Comps fell due to lower customer transactions, partly mitigated by rise in average ticket. However, the company delivered strong e-commerce sales again in the reported quarter, fueled by higher traffic and conversion rates.
Gross profit slipped 7.8% year over year to $441.6 million and gross margin contracted 150 basis points (bps) to 36.1%. Lower gross margin can be attributed to a decline in merchandise margin along with occupancy and distribution expense deleverage, which were partly offset by a decrease in inventory reserves.
SG&A expenses, including pre-opening costs, decreased 5.1% to $324.2 million. The decline mainly resulted from lower payroll-related costs that include performance-based compensation and expenses related to Pat Catan’s store closure. As a percentage of sales, SG&A expenses, including pre-opening costs, decreased 30 bps to 26.5%.
Adjusted operating income fell 16.9% to $117.4 million due to lower gross profit, somewhat offset by a decline in SG&A expenses.
During the fiscal third quarter, the company opened 13 flagship stores, 11 of these were former Pat Catan’s outlets converted to the Michaels brand. Simultaneously, it shuttered one Michaels outlet and relocated five flagship stores during the same period. As of Nov 2, 2019, it operated 1,274 Michaels stores.
For fiscal 2019, the company intends to open 16 net flagship outlets that include 12 rebranded Pat Catan’s stores. Also, it expects to relocate 13 Michaels stores.

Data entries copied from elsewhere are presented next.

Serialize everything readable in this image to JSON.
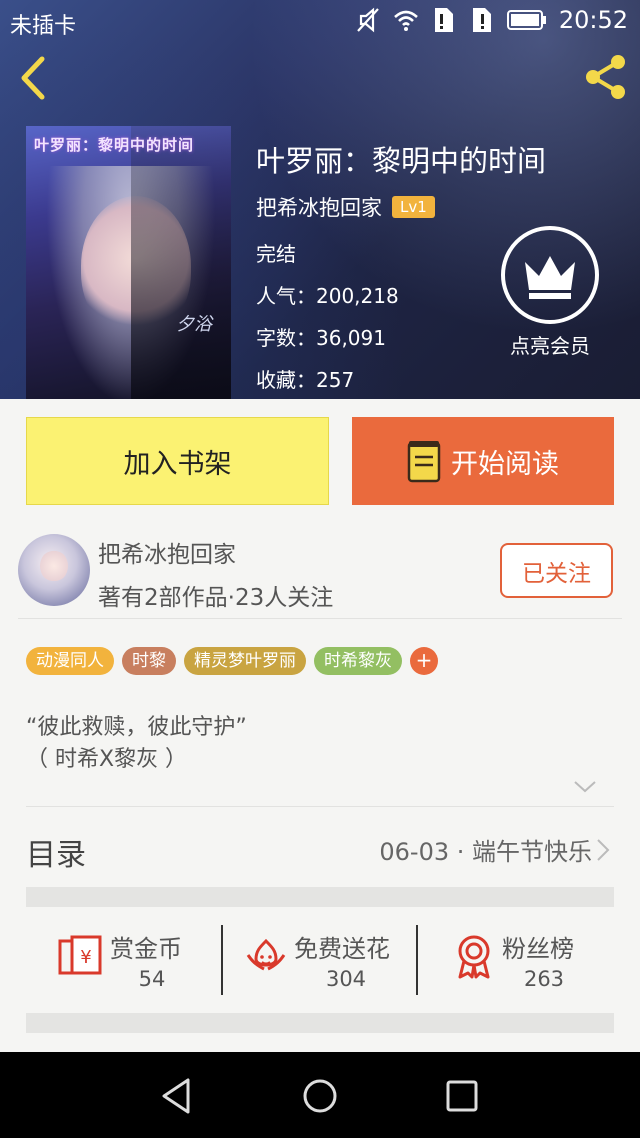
{
  "status_bar": {
    "carrier": "未插卡",
    "time": "20:52"
  },
  "header": {
    "back_icon": "chevron-left-icon",
    "share_icon": "share-icon"
  },
  "book": {
    "cover_title": "叶罗丽：黎明中的时间",
    "cover_signature": "夕浴",
    "title": "叶罗丽：黎明中的时间",
    "author": "把希冰抱回家",
    "level": "Lv1",
    "status": "完结",
    "popularity": "人气：200,218",
    "word_count": "字数：36,091",
    "favorites": "收藏：257"
  },
  "vip": {
    "label": "点亮会员",
    "icon": "crown-icon"
  },
  "actions": {
    "add_shelf": "加入书架",
    "start_read": "开始阅读"
  },
  "author_card": {
    "name": "把希冰抱回家",
    "meta": "著有2部作品·23人关注",
    "follow_label": "已关注"
  },
  "tags": [
    {
      "label": "动漫同人",
      "color": "#f2b33d"
    },
    {
      "label": "时黎",
      "color": "#c87f5f"
    },
    {
      "label": "精灵梦叶罗丽",
      "color": "#c9a441"
    },
    {
      "label": "时希黎灰",
      "color": "#93bf62"
    }
  ],
  "tag_add": "+",
  "description": {
    "line1": "“彼此救赎，彼此守护”",
    "line2": "（ 时希X黎灰 ）"
  },
  "toc": {
    "label": "目录",
    "latest": "06-03 · 端午节快乐"
  },
  "stats": [
    {
      "label": "赏金币",
      "value": "54",
      "icon": "red-envelope-yen-icon"
    },
    {
      "label": "免费送花",
      "value": "304",
      "icon": "flower-icon"
    },
    {
      "label": "粉丝榜",
      "value": "263",
      "icon": "medal-ribbon-icon"
    }
  ],
  "colors": {
    "accent_orange": "#ea6a3d",
    "shelf_yellow": "#fbf272",
    "stat_icon_red": "#d9392b"
  }
}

Michaels had cash and equivalents of $118.4 million, long-term debt of $2,649.8 million, and total stockholders’ deficit of $1,631.8 million as of Nov 2, 2019. Total merchandise inventory fell 1.2% to $1,423.4 million at the end of the fiscal third quarter. However, average inventory per Michaels store, inclusive of distribution centers, inventory in-transit and inventory for its e-commerce site, grew 2.9%.
Moreover, the company incurred capital expenditure of $32 million in third-quarter fiscal 2019 mainly due to investments in technology projects, including e-commerce and store-growth initiatives. In the first nine months of the fiscal year, it spent $90 million in capital expenditure. For fiscal 2019, Michaels expects to incur capital expenditure of $125 million.

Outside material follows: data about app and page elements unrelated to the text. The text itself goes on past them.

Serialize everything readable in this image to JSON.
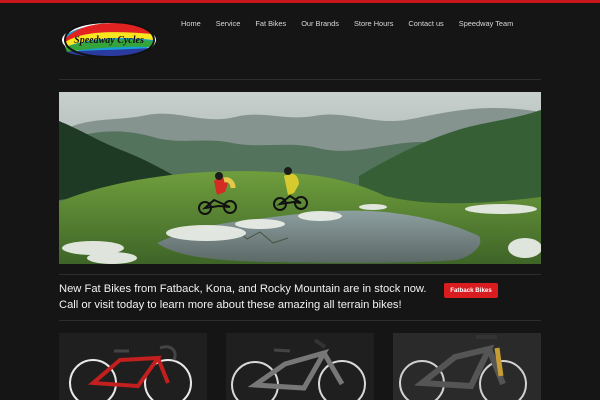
{
  "brand": {
    "logo_text": "Speedway Cycles"
  },
  "nav": {
    "items": [
      "Home",
      "Service",
      "Fat Bikes",
      "Our Brands",
      "Store Hours",
      "Contact us",
      "Speedway Team"
    ]
  },
  "promo": {
    "text": "New Fat Bikes from Fatback, Kona, and Rocky Mountain are in stock now. Call or visit today to learn more about these amazing all terrain bikes!",
    "button_label": "Fatback Bikes"
  },
  "colors": {
    "background": "#151515",
    "accent": "#d81c20",
    "nav_text": "#d8d8d8"
  }
}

In the fiscal third quarter, the company bought back 8.6 million shares worth nearly $80 million, under its share-repurchase authorization. Following this, Michaels had an outstanding repurchase authorization of roughly $294 million.
Apart from lowering the fiscal 2019 view, the company outlined its guidance for the fourth quarter. For the fiscal fourth quarter, it projects 2-3% comps decline on existing business trends, a shorter holiday selling season in the same quarter and a potential adverse impact from the liquidation of A.C. Moore retail stores.

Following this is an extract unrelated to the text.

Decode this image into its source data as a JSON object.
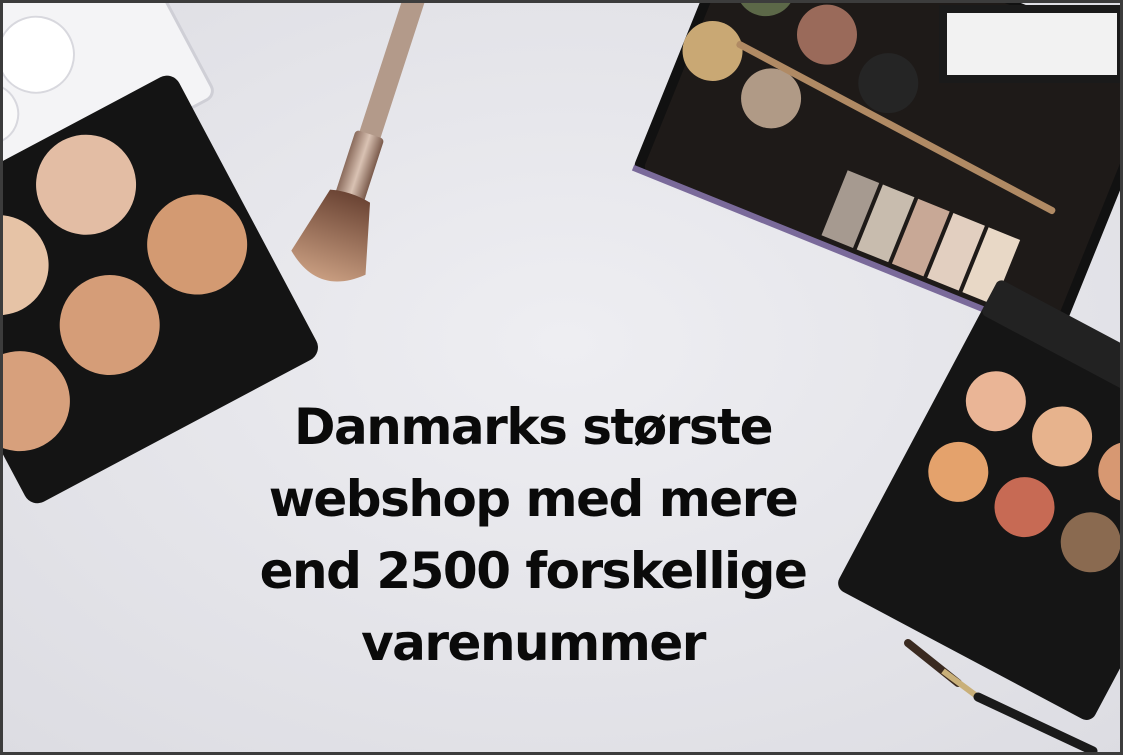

Adjusted operating income is estimated to be $271-$281 million. Moreover, net interest expenses are estimated to be $38 million. The effective tax rate is likely to be between 23% and 24%. Further, adjusted earnings are envisioned to be $1.21-$1.27 per share.
How Have Estimates Been Moving Since Then?
In the past month, investors have witnessed a downward trend in fresh estimates. The consensus estimate has shifted -12.85% due to these changes.
Currently, Michaels has an average Growth Score of C, though it is lagging a lot on the Momentum Score front with an F. However, the stock was allocated a grade of A on the value side, putting it in the top quintile for this investment strategy.
Overall, the stock has an aggregate VGM Score of B. If you aren't focused on one strategy, this score is the one you should be interested in.
Estimates have been broadly trending downward for the stock, and the magnitude of this revision indicates a downward shift. Notably, Michaels has a Zacks Rank #3 (Hold). We expect an in-line return from the stock in the next few months.